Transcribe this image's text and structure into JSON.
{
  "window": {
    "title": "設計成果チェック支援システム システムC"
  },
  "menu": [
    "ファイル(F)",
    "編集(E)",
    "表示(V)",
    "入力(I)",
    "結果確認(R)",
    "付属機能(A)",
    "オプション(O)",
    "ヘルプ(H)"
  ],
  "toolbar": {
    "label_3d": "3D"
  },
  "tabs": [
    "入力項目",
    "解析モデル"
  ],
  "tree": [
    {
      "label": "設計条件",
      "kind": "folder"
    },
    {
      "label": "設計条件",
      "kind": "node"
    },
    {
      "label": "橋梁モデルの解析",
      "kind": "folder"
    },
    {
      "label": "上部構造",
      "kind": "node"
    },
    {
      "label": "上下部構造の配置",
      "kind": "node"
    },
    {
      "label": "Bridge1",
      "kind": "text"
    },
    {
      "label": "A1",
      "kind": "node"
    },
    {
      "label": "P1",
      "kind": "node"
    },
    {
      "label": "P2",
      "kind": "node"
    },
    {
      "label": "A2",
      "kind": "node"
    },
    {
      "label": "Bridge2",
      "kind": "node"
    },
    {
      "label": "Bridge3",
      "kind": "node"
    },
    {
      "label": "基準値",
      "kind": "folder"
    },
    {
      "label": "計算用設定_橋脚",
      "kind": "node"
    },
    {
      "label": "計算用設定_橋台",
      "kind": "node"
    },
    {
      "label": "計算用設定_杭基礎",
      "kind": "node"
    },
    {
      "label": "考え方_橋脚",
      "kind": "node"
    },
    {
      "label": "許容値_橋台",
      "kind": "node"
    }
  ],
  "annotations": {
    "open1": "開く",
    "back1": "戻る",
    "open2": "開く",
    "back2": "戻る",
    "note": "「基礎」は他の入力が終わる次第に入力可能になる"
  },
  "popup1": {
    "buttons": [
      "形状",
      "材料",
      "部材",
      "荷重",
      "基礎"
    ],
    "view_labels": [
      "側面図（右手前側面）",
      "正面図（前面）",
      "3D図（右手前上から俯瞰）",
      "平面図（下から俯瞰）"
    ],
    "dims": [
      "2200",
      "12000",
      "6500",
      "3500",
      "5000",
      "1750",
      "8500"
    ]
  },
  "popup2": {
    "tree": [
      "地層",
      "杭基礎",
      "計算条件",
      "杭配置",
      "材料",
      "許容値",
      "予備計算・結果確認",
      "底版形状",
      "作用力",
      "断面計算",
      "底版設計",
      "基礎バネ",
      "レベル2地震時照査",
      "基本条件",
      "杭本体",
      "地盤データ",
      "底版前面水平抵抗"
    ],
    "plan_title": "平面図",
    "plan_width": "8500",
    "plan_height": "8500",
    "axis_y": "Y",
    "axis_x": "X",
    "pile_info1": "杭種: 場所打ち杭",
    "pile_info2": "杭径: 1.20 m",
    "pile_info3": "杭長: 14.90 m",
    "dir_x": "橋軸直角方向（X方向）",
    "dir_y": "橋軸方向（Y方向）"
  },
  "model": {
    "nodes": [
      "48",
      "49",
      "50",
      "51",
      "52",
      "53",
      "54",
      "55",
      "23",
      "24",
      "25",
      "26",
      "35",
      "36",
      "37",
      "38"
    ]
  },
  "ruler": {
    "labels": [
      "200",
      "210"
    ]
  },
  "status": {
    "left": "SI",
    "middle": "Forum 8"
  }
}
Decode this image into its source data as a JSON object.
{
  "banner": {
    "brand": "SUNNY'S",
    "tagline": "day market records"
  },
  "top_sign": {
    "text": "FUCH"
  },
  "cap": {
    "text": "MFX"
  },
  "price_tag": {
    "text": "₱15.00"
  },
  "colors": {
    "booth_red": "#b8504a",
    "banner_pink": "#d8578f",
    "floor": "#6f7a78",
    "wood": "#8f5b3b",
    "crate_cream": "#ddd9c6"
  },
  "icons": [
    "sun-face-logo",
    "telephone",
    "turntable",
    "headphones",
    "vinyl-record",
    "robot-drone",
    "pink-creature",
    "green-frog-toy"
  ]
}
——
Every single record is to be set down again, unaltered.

§ Output of the task
Transcribe this image's text and structure into JSON.
{
  "window": {
    "title": "設計成果チェック支援システム システムC"
  },
  "menu": [
    "ファイル(F)",
    "編集(E)",
    "表示(V)",
    "入力(I)",
    "結果確認(R)",
    "付属機能(A)",
    "オプション(O)",
    "ヘルプ(H)"
  ],
  "toolbar": {
    "label_3d": "3D"
  },
  "tabs": [
    "入力項目",
    "解析モデル"
  ],
  "tree": [
    {
      "label": "設計条件",
      "kind": "folder"
    },
    {
      "label": "設計条件",
      "kind": "node"
    },
    {
      "label": "橋梁モデルの解析",
      "kind": "folder"
    },
    {
      "label": "上部構造",
      "kind": "node"
    },
    {
      "label": "上下部構造の配置",
      "kind": "node"
    },
    {
      "label": "Bridge1",
      "kind": "text"
    },
    {
      "label": "A1",
      "kind": "node"
    },
    {
      "label": "P1",
      "kind": "node"
    },
    {
      "label": "P2",
      "kind": "node"
    },
    {
      "label": "A2",
      "kind": "node"
    },
    {
      "label": "Bridge2",
      "kind": "node"
    },
    {
      "label": "Bridge3",
      "kind": "node"
    },
    {
      "label": "基準値",
      "kind": "folder"
    },
    {
      "label": "計算用設定_橋脚",
      "kind": "node"
    },
    {
      "label": "計算用設定_橋台",
      "kind": "node"
    },
    {
      "label": "計算用設定_杭基礎",
      "kind": "node"
    },
    {
      "label": "考え方_橋脚",
      "kind": "node"
    },
    {
      "label": "許容値_橋台",
      "kind": "node"
    }
  ],
  "annotations": {
    "open1": "開く",
    "back1": "戻る",
    "open2": "開く",
    "back2": "戻る",
    "note": "「基礎」は他の入力が終わる次第に入力可能になる"
  },
  "popup1": {
    "buttons": [
      "形状",
      "材料",
      "部材",
      "荷重",
      "基礎"
    ],
    "view_labels": [
      "側面図（右手前側面）",
      "正面図（前面）",
      "3D図（右手前上から俯瞰）",
      "平面図（下から俯瞰）"
    ],
    "dims": [
      "2200",
      "12000",
      "6500",
      "3500",
      "5000",
      "1750",
      "8500"
    ]
  },
  "popup2": {
    "tree": [
      "地層",
      "杭基礎",
      "計算条件",
      "杭配置",
      "材料",
      "許容値",
      "予備計算・結果確認",
      "底版形状",
      "作用力",
      "断面計算",
      "底版設計",
      "基礎バネ",
      "レベル2地震時照査",
      "基本条件",
      "杭本体",
      "地盤データ",
      "底版前面水平抵抗"
    ],
    "plan_title": "平面図",
    "plan_width": "8500",
    "plan_height": "8500",
    "axis_y": "Y",
    "axis_x": "X",
    "pile_info1": "杭種: 場所打ち杭",
    "pile_info2": "杭径: 1.20 m",
    "pile_info3": "杭長: 14.90 m",
    "dir_x": "橋軸直角方向（X方向）",
    "dir_y": "橋軸方向（Y方向）"
  },
  "model": {
    "nodes": [
      "48",
      "49",
      "50",
      "51",
      "52",
      "53",
      "54",
      "55",
      "23",
      "24",
      "25",
      "26",
      "35",
      "36",
      "37",
      "38"
    ]
  },
  "ruler": {
    "labels": [
      "200",
      "210"
    ]
  },
  "status": {
    "left": "SI",
    "middle": "Forum 8"
  }
}
Decode this image into its source data as a JSON object.
{
  "banner": {
    "brand": "SUNNY'S",
    "tagline": "day market records"
  },
  "top_sign": {
    "text": "FUCH"
  },
  "cap": {
    "text": "MFX"
  },
  "price_tag": {
    "text": "₱15.00"
  },
  "colors": {
    "booth_red": "#b8504a",
    "banner_pink": "#d8578f",
    "floor": "#6f7a78",
    "wood": "#8f5b3b",
    "crate_cream": "#ddd9c6"
  },
  "icons": [
    "sun-face-logo",
    "telephone",
    "turntable",
    "headphones",
    "vinyl-record",
    "robot-drone",
    "pink-creature",
    "green-frog-toy"
  ]
}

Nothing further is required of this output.